(Instructions for the task): The line count for "content" is all that is needed: say how many lines in the listing below contain it.

(Provided information):
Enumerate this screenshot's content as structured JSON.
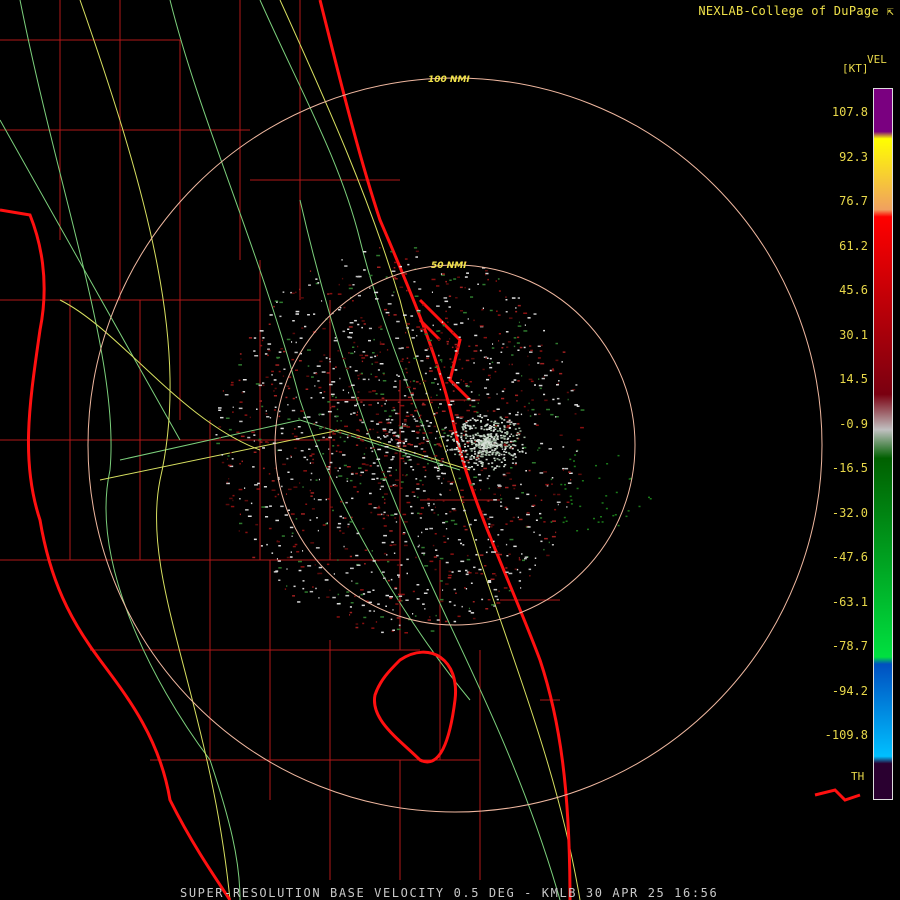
{
  "header": {
    "credit": "NEXLAB-College of DuPage",
    "credit_icon": "nexlab-logo-icon"
  },
  "footer": {
    "product_line": "SUPER-RESOLUTION BASE VELOCITY 0.5 DEG - KMLB 30 APR 25 16:56"
  },
  "map": {
    "rings": [
      {
        "label": "100 NMI"
      },
      {
        "label": "50 NMI"
      }
    ],
    "colors": {
      "state_lines": "#e01a1a",
      "roads": "#d8e060",
      "highways": "#80d080",
      "range_rings": "#f0b8a0",
      "background": "#000000"
    }
  },
  "legend": {
    "product": "VEL",
    "unit": "[KT]",
    "ticks": [
      "107.8",
      "92.3",
      "76.7",
      "61.2",
      "45.6",
      "30.1",
      "14.5",
      "-0.9",
      "-16.5",
      "-32.0",
      "-47.6",
      "-63.1",
      "-78.7",
      "-94.2",
      "-109.8"
    ],
    "th_label": "TH",
    "colors": [
      "#7a0080",
      "#ffff00",
      "#f0a060",
      "#ff0000",
      "#7a0010",
      "#c0c0c0",
      "#006000",
      "#00e040",
      "#0050c0",
      "#00c0ff",
      "#2a0030"
    ]
  }
}
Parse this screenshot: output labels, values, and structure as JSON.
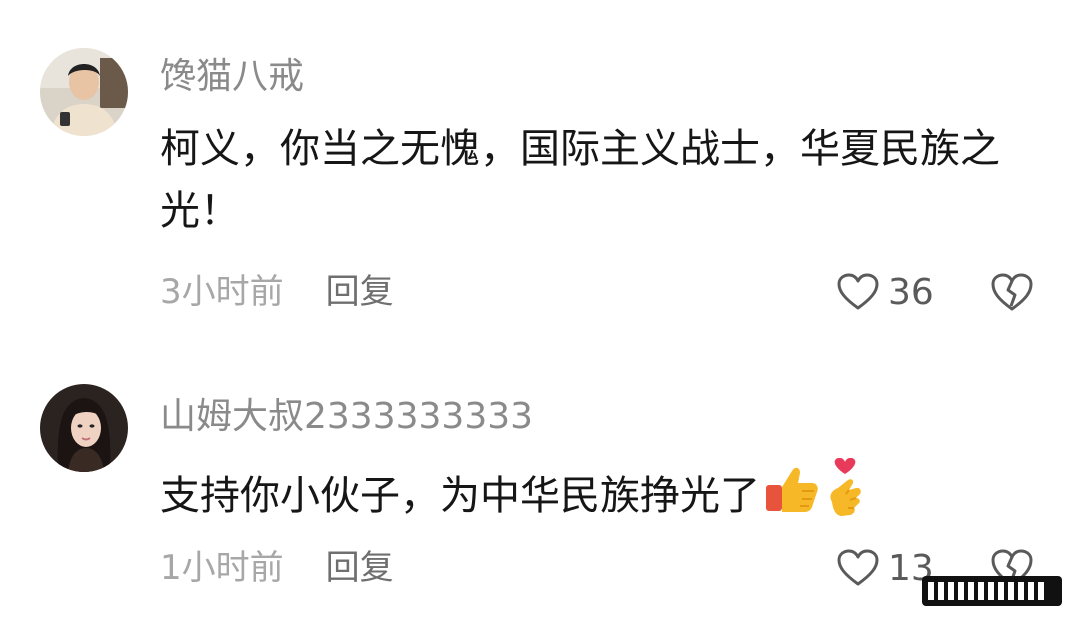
{
  "comments": [
    {
      "username": "馋猫八戒",
      "content": "柯义，你当之无愧，国际主义战士，华夏民族之光！",
      "time": "3小时前",
      "reply_label": "回复",
      "likes": "36",
      "avatar_icon": "user-avatar-man"
    },
    {
      "username": "山姆大叔2333333333",
      "content": "支持你小伙子，为中华民族挣光了",
      "emojis": [
        "thumbs-up-emoji",
        "finger-heart-emoji"
      ],
      "time": "1小时前",
      "reply_label": "回复",
      "likes": "13",
      "avatar_icon": "user-avatar-woman"
    }
  ],
  "colors": {
    "username": "#8a8a8a",
    "content": "#161616",
    "time": "#a7a7a7",
    "reply": "#6f6f6f"
  }
}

(The answer): 4